As the ground thaws this spring, so do the pests. Before running to the store to stock up on pest control, however, it’s important to know the common types of spring pests and the signs they’ve infested your lawn.


These pests feed on the roots of your grass which makes your lawn weaker and more susceptible to damage and disease. Plus, they can also attract other animals that will begin to dig into your lawn to get to the grubs. There are a couple of key ways to spot a grub infestation: circular patches of dead or dying grass (appearing yellow/brown and wilting) popping up on your lawn, holes from animals who’ve been digging to reach the grubs, and patches of grass that you can lift up because the roots have been eaten.


Ants in your lawn are actually not a detriment to the actual grass. While ant hills may cover some grass and make your lawn bumpy, the ants themselves do not feed on the grass. Even so, ants can be a nuisance in the lawn and can move into your house, so treating your lawn for ants can keep down problems. Keep an eye out for ant mounds and if they become numerous consider treating them.

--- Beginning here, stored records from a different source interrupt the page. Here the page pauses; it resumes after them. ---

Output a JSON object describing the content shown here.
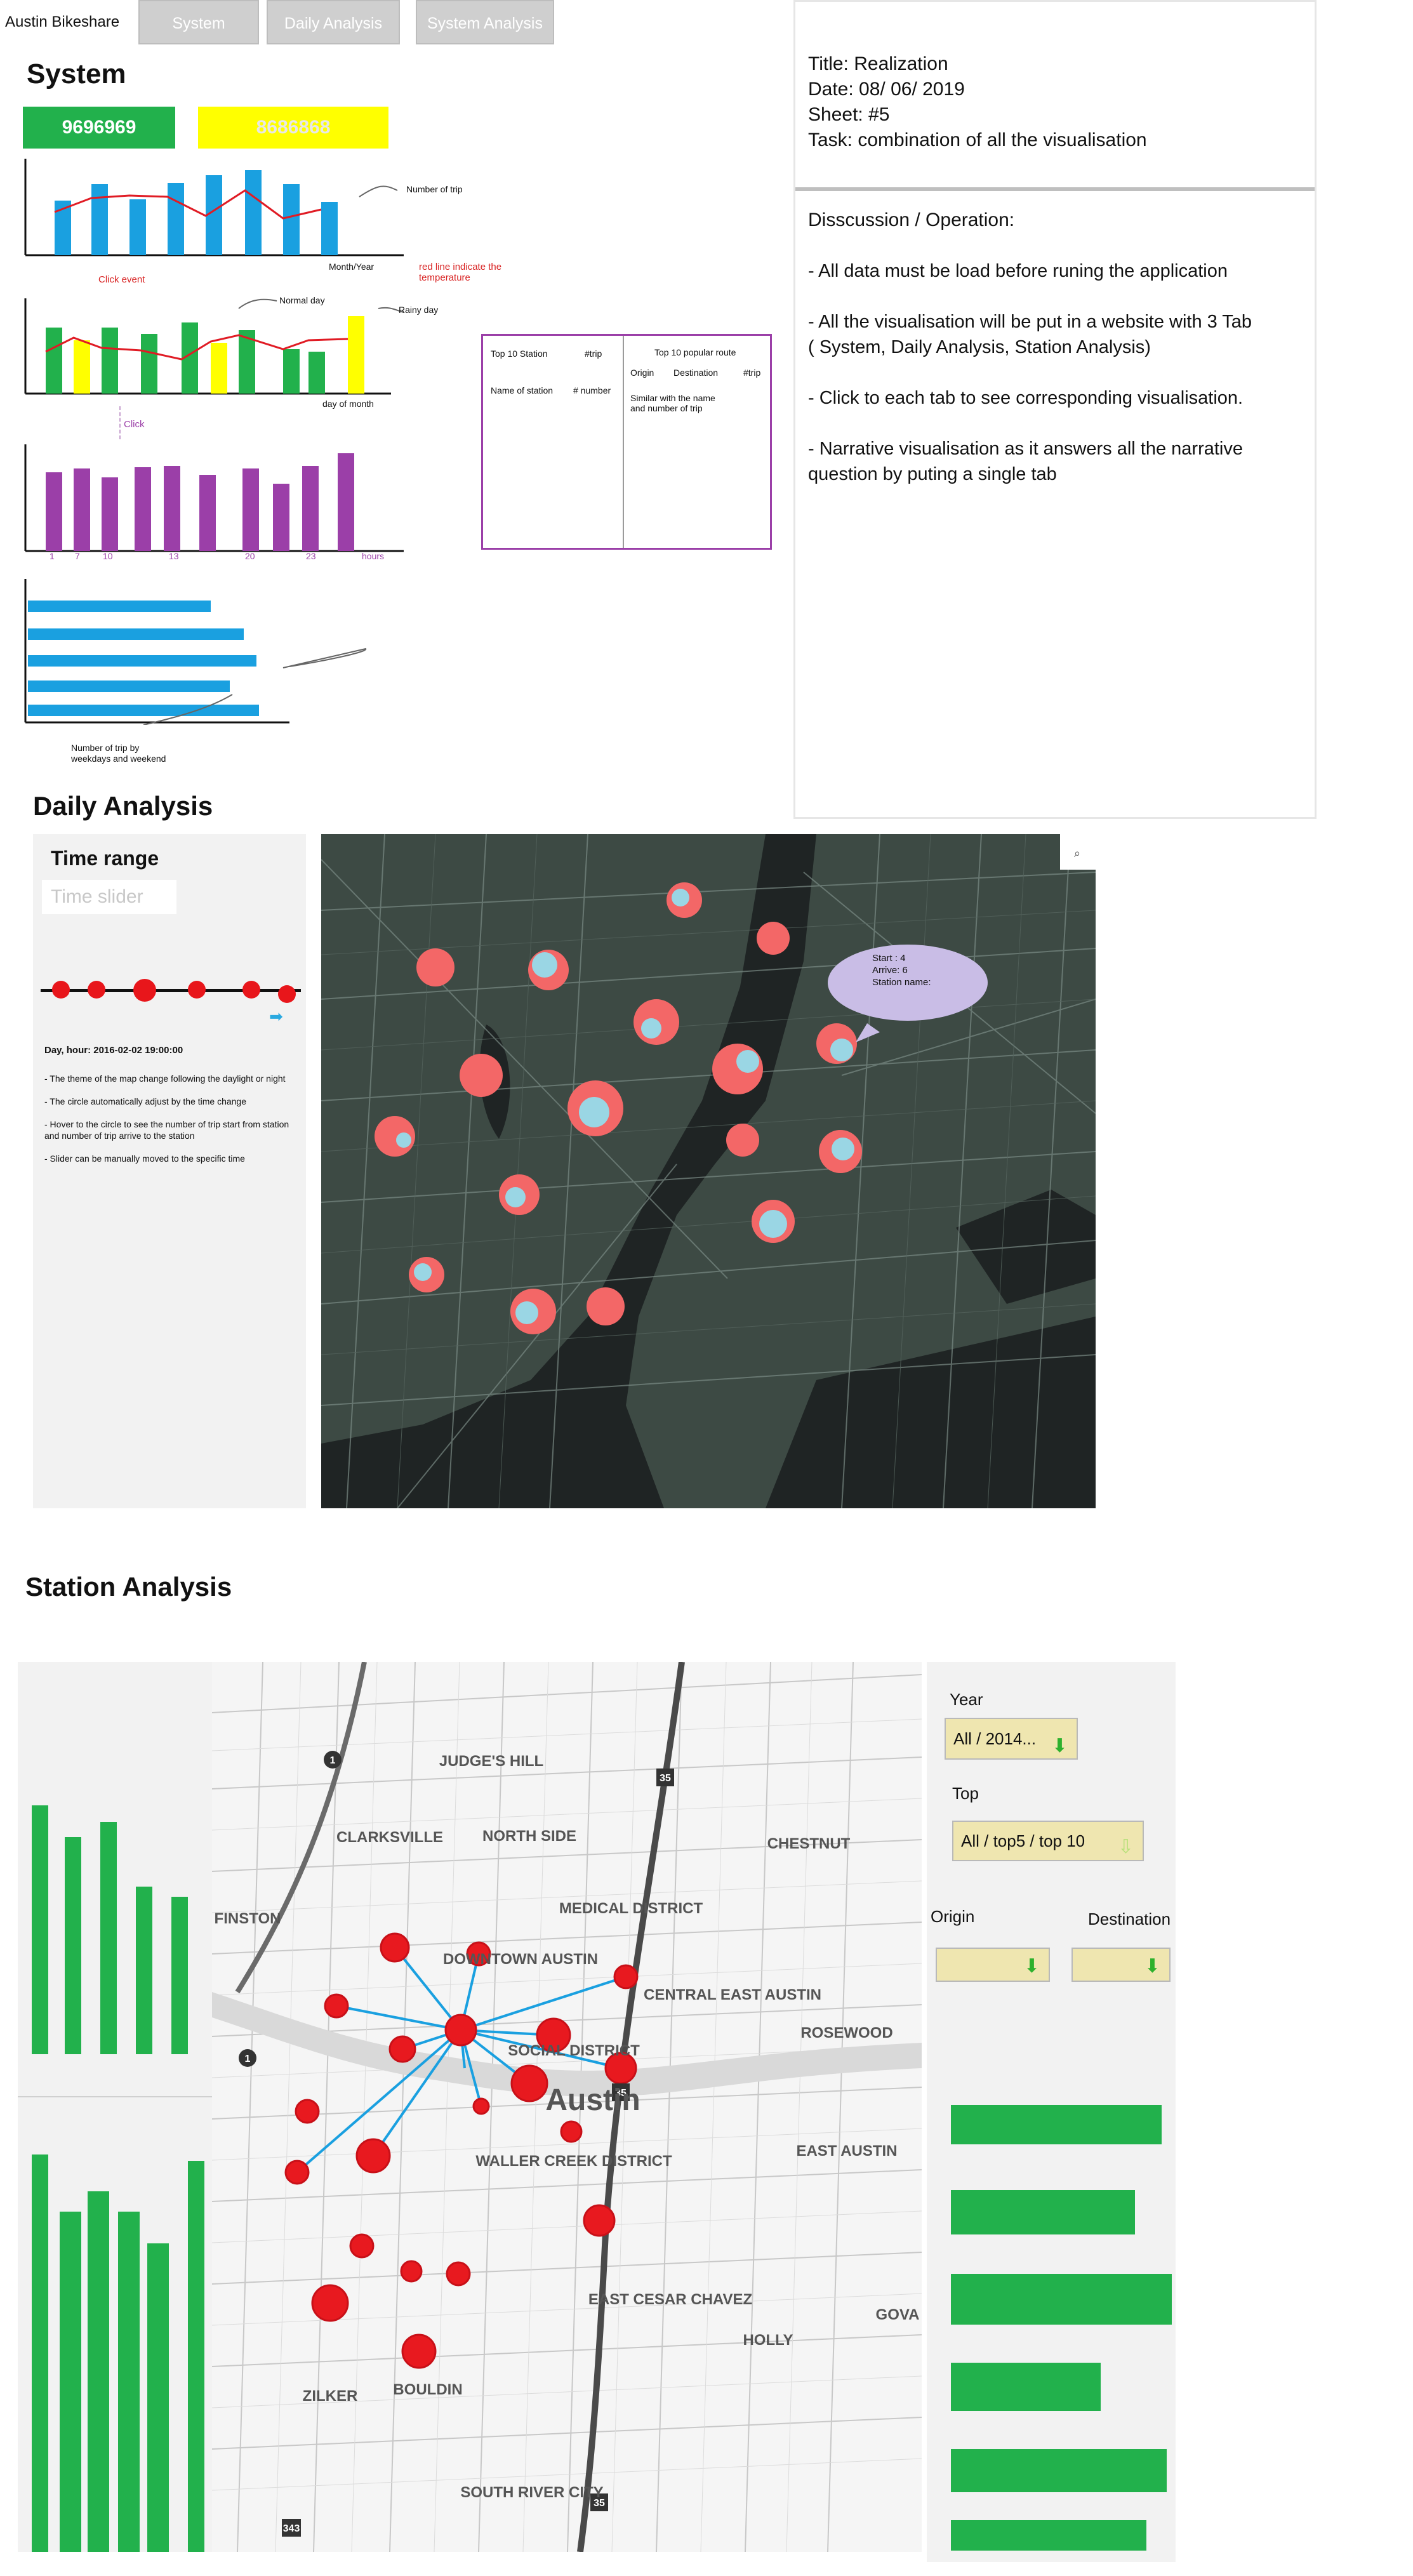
{
  "nav": {
    "brand": "Austin Bikeshare",
    "tabs": [
      {
        "label": "System"
      },
      {
        "label": "Daily Analysis"
      },
      {
        "label": "System Analysis"
      }
    ]
  },
  "system": {
    "title": "System",
    "kpis": [
      {
        "value": "9696969",
        "color": "#22b14c"
      },
      {
        "value": "8686868",
        "color": "#ffff00"
      }
    ],
    "chart1": {
      "annotation": "Number of trip",
      "xlabel": "Month/Year",
      "red_note": "red line indicate the temperature"
    },
    "click_event": "Click event",
    "chart2": {
      "normal_day": "Normal day",
      "rainy_day": "Rainy day",
      "xlabel": "day of month"
    },
    "click_note": "Click",
    "chart3": {
      "ticks": [
        "1",
        "7",
        "10",
        "13",
        "20",
        "23"
      ],
      "xlabel": "hours"
    },
    "chart4": {
      "caption_line1": "Number of trip by",
      "caption_line2": "weekdays and weekend"
    },
    "top_table": {
      "left_header": "Top 10 Station",
      "left_col": "#trip",
      "left_row": "Name of station",
      "left_row_val": "# number",
      "right_header": "Top 10 popular route",
      "right_cols": [
        "Origin",
        "Destination",
        "#trip"
      ],
      "right_note_1": "Similar with the name",
      "right_note_2": "and number of trip"
    }
  },
  "spec": {
    "title": "Title: Realization",
    "date": "Date: 08/ 06/ 2019",
    "sheet": "Sheet: #5",
    "task": "Task: combination of all the visualisation",
    "discussion_heading": "Disscussion / Operation:",
    "points": [
      "- All data must be load before runing the application",
      "- All the visualisation will be put in a website with 3 Tab ( System, Daily Analysis, Station Analysis)",
      "- Click to each tab to see corresponding visualisation.",
      "- Narrative visualisation as it answers all the narrative question by puting a single tab"
    ]
  },
  "daily": {
    "title": "Daily Analysis",
    "time_range": "Time range",
    "slider_placeholder": "Time slider",
    "day_hour": "Day, hour: 2016-02-02 19:00:00",
    "notes": [
      "- The theme of the map change following the daylight or night",
      "- The circle automatically adjust by the time change",
      "- Hover to the circle to see the number of trip start from station and number of trip arrive to the station",
      "- Slider can be manually moved to the specific time"
    ],
    "tooltip": {
      "start": "Start : 4",
      "arrive": "Arrive: 6",
      "station": "Station name:"
    },
    "search_icon": "search-icon"
  },
  "station": {
    "title": "Station Analysis",
    "year_label": "Year",
    "year_value": "All / 2014...",
    "top_label": "Top",
    "top_value": "All / top5 / top 10",
    "origin_label": "Origin",
    "destination_label": "Destination",
    "map_labels": [
      "JUDGE'S HILL",
      "CLARKSVILLE",
      "NORTH SIDE",
      "CHESTNUT",
      "MEDICAL DISTRICT",
      "DOWNTOWN AUSTIN",
      "CENTRAL EAST AUSTIN",
      "ROSEWOOD",
      "FINSTON",
      "SOCIAL DISTRICT",
      "Austin",
      "WALLER CREEK DISTRICT",
      "EAST AUSTIN",
      "EAST CESAR CHAVEZ",
      "HOLLY",
      "ZILKER",
      "BOULDIN",
      "SOUTH RIVER CITY",
      "GOVA"
    ],
    "highway_shields": [
      "1",
      "35",
      "1",
      "35",
      "343",
      "35"
    ]
  }
}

While these pests do not necessarily damage grass, they are a nuisance and danger to your family and pets. Some homeowners may think they’re limited to the woods, but they can be found just as much in your lawn or garden. Ticks can carry Lyme disease and lay up to 15,000 eggs to create an infestation. Reactions from a tick bite can range from mild itching to fever, tick-induced paralysis, or Powassan virus, so it’s hard to tell how one person will react to a bite.

While they can be active year-round, in four-season regions they’re typically more active from April to September.

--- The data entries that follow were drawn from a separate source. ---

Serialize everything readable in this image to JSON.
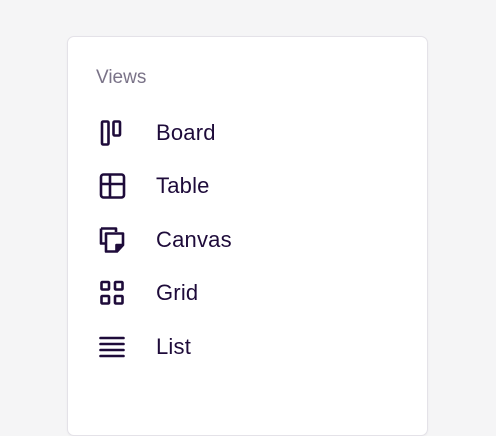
{
  "views_panel": {
    "title": "Views",
    "items": [
      {
        "label": "Board",
        "icon": "board-icon"
      },
      {
        "label": "Table",
        "icon": "table-icon"
      },
      {
        "label": "Canvas",
        "icon": "canvas-icon"
      },
      {
        "label": "Grid",
        "icon": "grid-icon"
      },
      {
        "label": "List",
        "icon": "list-icon"
      }
    ]
  },
  "colors": {
    "icon": "#1e0b3a",
    "text": "#1e0b3a",
    "muted": "#7a7388",
    "background": "#f5f5f6",
    "panel": "#ffffff"
  }
}
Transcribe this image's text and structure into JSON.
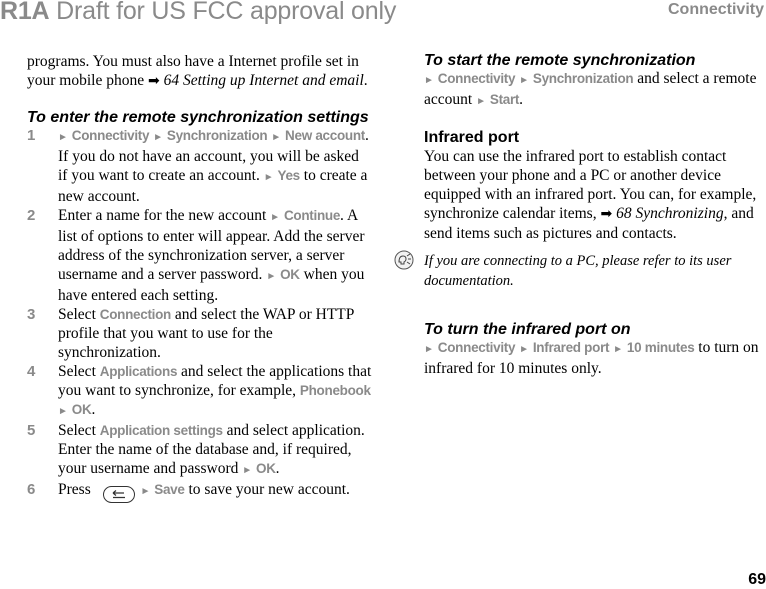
{
  "header": {
    "draft_code": "R1A",
    "draft_text": "Draft for US FCC approval only",
    "section_title": "Connectivity"
  },
  "left_column": {
    "intro": {
      "text1": "programs. You must also have a Internet profile set in your mobile phone",
      "arrow_icon": "➡",
      "ref": "64 Setting up Internet and email",
      "end": "."
    },
    "heading": "To enter the remote synchronization settings",
    "steps": [
      {
        "number": "1",
        "path": [
          "Connectivity",
          "Synchronization",
          "New account"
        ],
        "text": ". If you do not have an account, you will be asked if you want to create an account.",
        "action": "Yes",
        "action_text": " to create a new account."
      },
      {
        "number": "2",
        "text1": "Enter a name for the new account",
        "action1": "Continue",
        "text2": ". A list of options to enter will appear. Add the server address of the synchronization server, a server username and a server password.",
        "action2": "OK",
        "text3": " when you have entered each setting."
      },
      {
        "number": "3",
        "text1": "Select ",
        "item": "Connection",
        "text2": " and select the WAP or HTTP profile that you want to use for the synchronization."
      },
      {
        "number": "4",
        "text1": "Select ",
        "item": "Applications",
        "text2": " and select the applications that you want to synchronize, for example, ",
        "item2": "Phonebook",
        "action": "OK",
        "end": "."
      },
      {
        "number": "5",
        "text1": "Select ",
        "item": "Application settings",
        "text2": " and select application. Enter the name of the database and, if required, your username and password",
        "action": "OK",
        "end": "."
      },
      {
        "number": "6",
        "text1": "Press",
        "key_icon": "back-key",
        "action": "Save",
        "text2": " to save your new account."
      }
    ]
  },
  "right_column": {
    "start_sync": {
      "heading": "To start the remote synchronization",
      "path": [
        "Connectivity",
        "Synchronization"
      ],
      "text1": " and select a remote account",
      "action": "Start",
      "end": "."
    },
    "infrared": {
      "heading": "Infrared port",
      "text1": "You can use the infrared port to establish contact between your phone and a PC or another device equipped with an infrared port. You can, for example, synchronize calendar items,",
      "arrow_icon": "➡",
      "ref": "68 Synchronizing",
      "text2": ", and send items such as pictures and contacts."
    },
    "note": {
      "icon": "lightbulb-tip-icon",
      "text": "If you are connecting to a PC, please refer to its user documentation."
    },
    "turn_on": {
      "heading": "To turn the infrared port on",
      "path": [
        "Connectivity",
        "Infrared port",
        "10 minutes"
      ],
      "text": " to turn on infrared for 10 minutes only."
    }
  },
  "footer": {
    "page_number": "69"
  },
  "symbols": {
    "triangle": "►"
  }
}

bioLawn has effective, safe applications and methods to deter all of these pests so homeowners can feel more comfortable playing on their lawns. If you’ve spotted some insects or dying patches, give us a call so our experts can identify the issue with a lawn evaluation.